Will Oil be The #1 Asset Over The Next Year?

Peter Stephens

The oil price has soared in recent months. Brent Crude has risen from $46 per barrel in June to over $60 per barrel in recent weeks. This has caught many investors by surprise, since sentiment towards the oil and gas industry has generally remained somewhat cautious in 2017.

However, supply cuts by OPEC members and continued growth in demand have helped to push the price of oil to its highest level in over two years. Could this be the right time to buy into its growth story?

An upbeat outlook?

While green technology is undoubtedly causing demand for oil to come under pressure, it is forecast to remain a key part of the energy mix in future decades. That’s especially the case in emerging economies, where oil is expected to remain popular in transportation and other industries. This could mean that the supply surplus of recent years continues to be eroded, and this may be good news for the oil price.

In addition, OPEC’s supply cut could be repeated once the current agreement ends. Saudi Arabia stated recently that it remains committed to ending the global supply glut, and this could mean that an extension to the current supply cut could be ahead.

Even if OPEC fails to agree on further supply reductions, the relative lack of exploration spend in recent years across the industry could mean that demand outpaces supply in future years. With the oil price being at a low ebb, many oil majors have reduced capex levels to improve their financial positions. This may mean that there is a reduction of new assets coming onstream in the medium term on a comparative basis.

Potential investment opportunities

Of course, with the oil price being relatively low in recent years, a number of oil and gas companies trade on enticing valuations. Investor sentiment still does not appear to be particularly strong at the present time despite the rise of the oil price in recent months. This could mean that it is possible to obtain a wide margin of safety from stocks operating across the industry. This may provide investors with an optimum risk/reward opportunity for the medium term.

Buying oil and gas companies rather than trading the asset itself may also provide a degree of diversity, since some resources stocks have other, non-oil assets in their asset base. Furthermore, with global inflation potentially rising in future years, the dividends paid by stocks could enhance the possible rise of the oil price over the long run.

Looking ahead

Clearly, the oil price remains highly volatile. Green technology and the prospect of a return to higher OPEC production could keep its growth pegged back to some extent.
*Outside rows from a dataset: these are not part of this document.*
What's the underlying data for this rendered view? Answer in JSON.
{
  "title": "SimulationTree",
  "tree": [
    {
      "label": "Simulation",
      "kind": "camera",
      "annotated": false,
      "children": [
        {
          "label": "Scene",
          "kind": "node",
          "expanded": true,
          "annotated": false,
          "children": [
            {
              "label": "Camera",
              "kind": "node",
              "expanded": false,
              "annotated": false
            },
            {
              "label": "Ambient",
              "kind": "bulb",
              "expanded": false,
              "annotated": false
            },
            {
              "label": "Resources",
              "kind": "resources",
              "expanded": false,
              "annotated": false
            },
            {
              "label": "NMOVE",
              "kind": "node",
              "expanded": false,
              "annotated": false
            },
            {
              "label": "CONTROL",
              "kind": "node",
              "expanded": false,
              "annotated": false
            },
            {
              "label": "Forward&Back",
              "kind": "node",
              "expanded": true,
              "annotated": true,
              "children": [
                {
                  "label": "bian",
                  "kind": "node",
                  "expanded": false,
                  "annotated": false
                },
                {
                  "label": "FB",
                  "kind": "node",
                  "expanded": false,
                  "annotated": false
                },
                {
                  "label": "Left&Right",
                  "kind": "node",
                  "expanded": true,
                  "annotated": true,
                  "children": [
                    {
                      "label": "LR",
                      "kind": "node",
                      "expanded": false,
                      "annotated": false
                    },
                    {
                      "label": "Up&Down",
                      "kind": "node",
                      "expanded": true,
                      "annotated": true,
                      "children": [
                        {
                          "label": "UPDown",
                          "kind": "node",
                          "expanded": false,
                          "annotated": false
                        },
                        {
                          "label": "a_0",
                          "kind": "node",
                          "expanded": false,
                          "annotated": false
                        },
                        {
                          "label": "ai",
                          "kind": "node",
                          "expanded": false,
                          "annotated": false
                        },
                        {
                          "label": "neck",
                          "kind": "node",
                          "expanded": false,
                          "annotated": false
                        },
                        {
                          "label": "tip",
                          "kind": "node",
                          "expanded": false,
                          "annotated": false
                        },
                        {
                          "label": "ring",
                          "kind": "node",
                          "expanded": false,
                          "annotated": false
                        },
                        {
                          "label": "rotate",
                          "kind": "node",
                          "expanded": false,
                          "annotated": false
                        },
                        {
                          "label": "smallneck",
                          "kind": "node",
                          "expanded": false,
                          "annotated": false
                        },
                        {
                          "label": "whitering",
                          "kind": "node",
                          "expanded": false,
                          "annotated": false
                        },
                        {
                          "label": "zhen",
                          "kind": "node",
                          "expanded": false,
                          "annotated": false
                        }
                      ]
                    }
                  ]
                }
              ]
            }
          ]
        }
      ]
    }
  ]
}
However, with valuations across the industry generally being low and there being a lack of exploration spend as well as possible future demand rises, now could be a good time to buy oil stocks for the long term.

More reading